How is that different from Windows, though? When I got my GA-MA770-UD3P 1.0, trying to install XP produced a black screen with a broad variety of video card options, and two different known-good power supplies. Eventually a BIOS update fixed the problem, which is why I single out the motherboard. My CPU and RAM both might have played parts, oddly. Gigabyte told me they couldn't explain it and they wanted me to pay hourly for them to figure it out, but eventually they must have figured it out because a BIOS update cured the problem.

Meanwhile, Linux installed just fine.

A Windows update is also staggeringly likely to send you back to the store to replace your peripherals. For people who don't have any, whatever, but MFDs and scanners and whatnot often don't work on the new Windows for some dumb reason. Usually they speak the same protocol as still-supported devices... which is handy if you're a Linux user.

I've had Windows just mysteriously refuse to play ball on machines where Linux works great. Just trying to find a driver for my Renesas USB3 card for Windows is ugh, but obviously, the driver comes with the Linux kernel. Blah blah blah. Anecdote, data, whatever.

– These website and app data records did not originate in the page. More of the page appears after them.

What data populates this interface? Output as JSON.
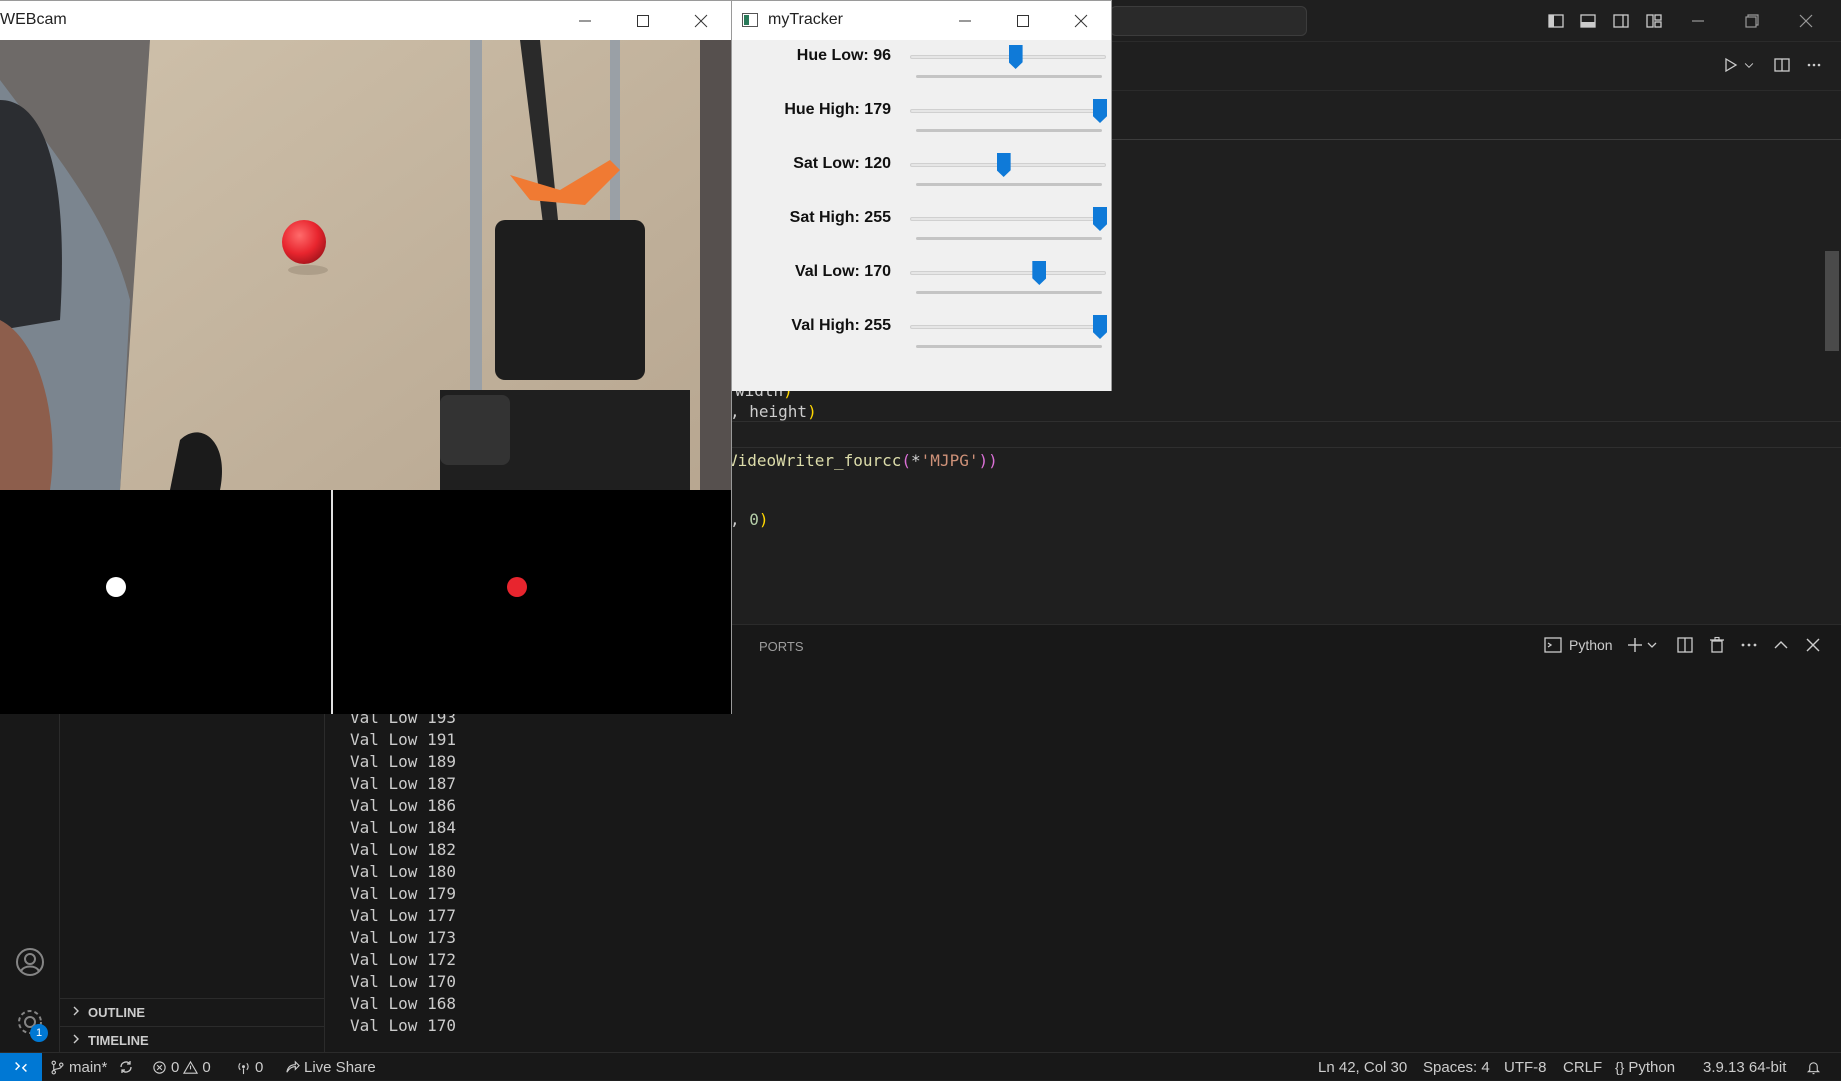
{
  "vscode": {
    "terminal_tabs": {
      "ports": "PORTS"
    },
    "terminal_shell": "Python",
    "code_lines": [
      {
        "plain": "width",
        "suffix": ")"
      },
      {
        "plain": ", height",
        "suffix": ")"
      },
      {
        "plain": "VideoWriter_fourcc",
        "paren": "(",
        "star": "*",
        "str": "'MJPG'",
        "close": "))"
      },
      {
        "plain": ", ",
        "num": "0",
        "close": ")"
      }
    ],
    "terminal_lines": [
      "Val Low 193",
      "Val Low 191",
      "Val Low 189",
      "Val Low 187",
      "Val Low 186",
      "Val Low 184",
      "Val Low 182",
      "Val Low 180",
      "Val Low 179",
      "Val Low 177",
      "Val Low 173",
      "Val Low 172",
      "Val Low 170",
      "Val Low 168",
      "Val Low 170"
    ],
    "sidebar": {
      "outline": "OUTLINE",
      "timeline": "TIMELINE"
    },
    "accounts_badge": "1",
    "statusbar": {
      "branch": "main*",
      "errors": "0",
      "warnings": "0",
      "ports": "0",
      "live_share": "Live Share",
      "cursor": "Ln 42, Col 30",
      "spaces": "Spaces: 4",
      "encoding": "UTF-8",
      "eol": "CRLF",
      "language": "Python",
      "interpreter": "3.9.13 64-bit"
    }
  },
  "webcam_window": {
    "title": "WEBcam"
  },
  "tracker_window": {
    "title": "myTracker",
    "sliders": [
      {
        "label": "Hue Low: 96",
        "value": 96,
        "max": 179
      },
      {
        "label": "Hue High: 179",
        "value": 179,
        "max": 179
      },
      {
        "label": "Sat Low: 120",
        "value": 120,
        "max": 255
      },
      {
        "label": "Sat High: 255",
        "value": 255,
        "max": 255
      },
      {
        "label": "Val Low: 170",
        "value": 170,
        "max": 255
      },
      {
        "label": "Val High: 255",
        "value": 255,
        "max": 255
      }
    ]
  },
  "colors": {
    "accent": "#0078d4",
    "slider_thumb": "#0f7ad8",
    "ball": "#e8252e"
  }
}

If you have some sort of edge case, any OS can crap on you.

Comment: Re:kinda dissapointed... (Score 3, Insightful) 124 124

Yep, Linus himself brings up the two actual main issues with systemd itself. one, not a fan of binary logging. two, some of the personalities involved are problematic. The bigger issue, though, is systemd's influence over other projects. But that wasn't raised, so why would he comment?

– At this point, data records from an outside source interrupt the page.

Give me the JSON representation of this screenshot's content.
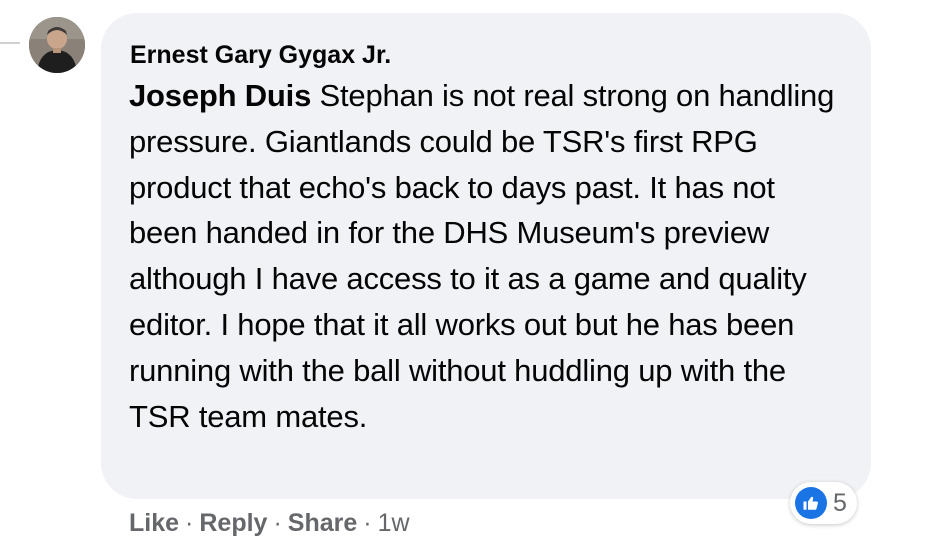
{
  "comment": {
    "author": "Ernest Gary Gygax Jr.",
    "mention": "Joseph Duis",
    "text": " Stephan is not real strong on handling pressure. Giantlands could be TSR's first RPG product that echo's back to days past. It has not been handed in for the DHS Museum's preview although I have access to it as a game and quality editor. I hope that it all works out but he has been running with the ball without huddling up with the TSR team mates.",
    "reaction_icon": "like-icon",
    "reaction_count": "5"
  },
  "actions": {
    "like": "Like",
    "reply": "Reply",
    "share": "Share",
    "separator": "·",
    "timestamp": "1w"
  },
  "colors": {
    "bubble": "#f0f2f5",
    "text": "#050505",
    "secondary_text": "#65676b",
    "like_blue": "#1b74e4"
  }
}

Comment: Re:Port it away from Java... (Score 1) 52 52

I can't really be expected to customize my Java settings when no one has said that is needed.
So I naturally left everything default.

If someone is producing a modpack with 100+ mods and not giving you instructions on how to make MC use more memory, then they are an asshat. Now go forth and google for how to make MC use more memory with your 64 bit Java.

Comment: Re:No worries (Score 1) 338 338

No worries here. I always disable the WiFi on my routers. I prefer hardwired connections that don't give the router fits trying to perform encryption with their underpowered chips.

If you're worried about that, you can firewall off all non-IPSEC traffic... and still enjoy WiFi

Comment: Re:Self centered morons (Score 1) 295 295

You do realize that no one that was in on that decision is even still alive right?

You do realize that this is completely besides the point, right? The question was whether the US had anything to do with the problem in Iran, and the answer is yes, yes it did. Even if everyone involved in that decision is dead, we still have to live with the consequences today. I should not have to explain this to you.

Comment: How the next DHS Grant might be applied for.... (Score 1, Funny) 93 93

The FUD industry really is scrambling for the money aren't they.

Can you imagine, actually getting paid to sit around jerking off to how disasters could happen for no other reason than to enrich yourself selling the fear, has now been turned into an entire industry.

Comment: Re:Knock it off (Score 1) 186 186

And there are more people who believe (terrestrial) solar energy will become economically viable but think castles in the skies of Venus are just that. Castles in the air.

To be fair, we have solar energy, getting more economical by leaps and bounds, while our rockets are still blowing up at launch.

Comment: Re:Accepting Responsibility (Score 1) 273 273

I wouldn't go as far as to say they are saying that black people aren't smart enough to understand the situation, but I will readily agree that people are trying to work this up into something that it really isn't.

News flash, given their skin color, it is easier for black folks to be mistaken for apes in an image processing algorithm than white people. This just shows the algorithm isn't perfect. Write up a bug and make a test case.

Now that I think of it, I wonder how non-technical folks think that image recognition works. Maybe if you were ignorant on the subject, you might immediately think "OMG, they have racist programmers at Google." Of course, this is where responsible media outlets would point out that computers have zero prejudice and that image recognition is hard work.

"Silent gratitude isn't very much use to anyone." -- G. B. Stearn